Print, exactly and completely, every entry in the data.

Start of EXTRACTED MATERIAL

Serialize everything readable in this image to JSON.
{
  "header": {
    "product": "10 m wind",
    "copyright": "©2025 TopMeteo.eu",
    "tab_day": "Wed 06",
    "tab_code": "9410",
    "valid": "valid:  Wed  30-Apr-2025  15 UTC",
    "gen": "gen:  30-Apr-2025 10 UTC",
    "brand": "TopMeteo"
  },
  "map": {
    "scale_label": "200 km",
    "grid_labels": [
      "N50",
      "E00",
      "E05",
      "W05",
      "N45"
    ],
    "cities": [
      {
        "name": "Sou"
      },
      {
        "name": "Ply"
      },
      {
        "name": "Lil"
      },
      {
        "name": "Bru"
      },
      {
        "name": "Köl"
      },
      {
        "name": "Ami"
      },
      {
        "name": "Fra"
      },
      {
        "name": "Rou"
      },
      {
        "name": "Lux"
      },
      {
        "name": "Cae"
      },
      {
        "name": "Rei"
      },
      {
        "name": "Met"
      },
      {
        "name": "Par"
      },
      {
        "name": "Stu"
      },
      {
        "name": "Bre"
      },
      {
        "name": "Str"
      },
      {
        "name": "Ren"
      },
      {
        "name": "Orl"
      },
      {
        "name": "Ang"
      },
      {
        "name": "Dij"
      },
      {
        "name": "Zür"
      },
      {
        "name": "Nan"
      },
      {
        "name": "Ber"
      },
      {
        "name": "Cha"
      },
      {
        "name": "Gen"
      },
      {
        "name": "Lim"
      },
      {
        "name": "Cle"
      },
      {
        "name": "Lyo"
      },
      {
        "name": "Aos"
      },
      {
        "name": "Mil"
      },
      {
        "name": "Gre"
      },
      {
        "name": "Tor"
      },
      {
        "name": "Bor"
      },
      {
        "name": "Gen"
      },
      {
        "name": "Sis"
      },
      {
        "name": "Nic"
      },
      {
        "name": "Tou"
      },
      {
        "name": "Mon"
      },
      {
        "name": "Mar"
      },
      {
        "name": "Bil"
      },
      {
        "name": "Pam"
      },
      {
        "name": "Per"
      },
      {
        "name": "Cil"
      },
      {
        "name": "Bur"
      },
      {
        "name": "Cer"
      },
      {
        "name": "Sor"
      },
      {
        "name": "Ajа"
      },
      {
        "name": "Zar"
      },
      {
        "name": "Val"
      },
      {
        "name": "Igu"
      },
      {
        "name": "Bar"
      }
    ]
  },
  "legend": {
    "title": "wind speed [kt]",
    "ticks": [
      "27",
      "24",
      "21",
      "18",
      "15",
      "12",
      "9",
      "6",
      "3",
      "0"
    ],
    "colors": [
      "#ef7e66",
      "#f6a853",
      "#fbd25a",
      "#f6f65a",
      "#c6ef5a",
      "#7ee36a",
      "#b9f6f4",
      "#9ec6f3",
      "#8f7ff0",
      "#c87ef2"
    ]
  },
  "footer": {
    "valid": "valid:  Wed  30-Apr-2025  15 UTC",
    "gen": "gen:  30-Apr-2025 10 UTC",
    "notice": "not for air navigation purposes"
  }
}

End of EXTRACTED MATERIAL

== RESPONSE ==
Serialize everything readable in this image to JSON.
{
  "header": {
    "product": "10 m wind",
    "copyright": "©2025 TopMeteo.eu",
    "tab_day": "Wed 06",
    "tab_code": "9410",
    "valid": "valid:  Wed  30-Apr-2025  15 UTC",
    "gen": "gen:  30-Apr-2025 10 UTC",
    "brand": "TopMeteo"
  },
  "map": {
    "scale_label": "200 km",
    "grid_labels": [
      "N50",
      "E00",
      "E05",
      "W05",
      "N45"
    ],
    "cities": [
      {
        "name": "Sou"
      },
      {
        "name": "Ply"
      },
      {
        "name": "Lil"
      },
      {
        "name": "Bru"
      },
      {
        "name": "Köl"
      },
      {
        "name": "Ami"
      },
      {
        "name": "Fra"
      },
      {
        "name": "Rou"
      },
      {
        "name": "Lux"
      },
      {
        "name": "Cae"
      },
      {
        "name": "Rei"
      },
      {
        "name": "Met"
      },
      {
        "name": "Par"
      },
      {
        "name": "Stu"
      },
      {
        "name": "Bre"
      },
      {
        "name": "Str"
      },
      {
        "name": "Ren"
      },
      {
        "name": "Orl"
      },
      {
        "name": "Ang"
      },
      {
        "name": "Dij"
      },
      {
        "name": "Zür"
      },
      {
        "name": "Nan"
      },
      {
        "name": "Ber"
      },
      {
        "name": "Cha"
      },
      {
        "name": "Gen"
      },
      {
        "name": "Lim"
      },
      {
        "name": "Cle"
      },
      {
        "name": "Lyo"
      },
      {
        "name": "Aos"
      },
      {
        "name": "Mil"
      },
      {
        "name": "Gre"
      },
      {
        "name": "Tor"
      },
      {
        "name": "Bor"
      },
      {
        "name": "Gen"
      },
      {
        "name": "Sis"
      },
      {
        "name": "Nic"
      },
      {
        "name": "Tou"
      },
      {
        "name": "Mon"
      },
      {
        "name": "Mar"
      },
      {
        "name": "Bil"
      },
      {
        "name": "Pam"
      },
      {
        "name": "Per"
      },
      {
        "name": "Cil"
      },
      {
        "name": "Bur"
      },
      {
        "name": "Cer"
      },
      {
        "name": "Sor"
      },
      {
        "name": "Ajа"
      },
      {
        "name": "Zar"
      },
      {
        "name": "Val"
      },
      {
        "name": "Igu"
      },
      {
        "name": "Bar"
      }
    ]
  },
  "legend": {
    "title": "wind speed [kt]",
    "ticks": [
      "27",
      "24",
      "21",
      "18",
      "15",
      "12",
      "9",
      "6",
      "3",
      "0"
    ],
    "colors": [
      "#ef7e66",
      "#f6a853",
      "#fbd25a",
      "#f6f65a",
      "#c6ef5a",
      "#7ee36a",
      "#b9f6f4",
      "#9ec6f3",
      "#8f7ff0",
      "#c87ef2"
    ]
  },
  "footer": {
    "valid": "valid:  Wed  30-Apr-2025  15 UTC",
    "gen": "gen:  30-Apr-2025 10 UTC",
    "notice": "not for air navigation purposes"
  }
}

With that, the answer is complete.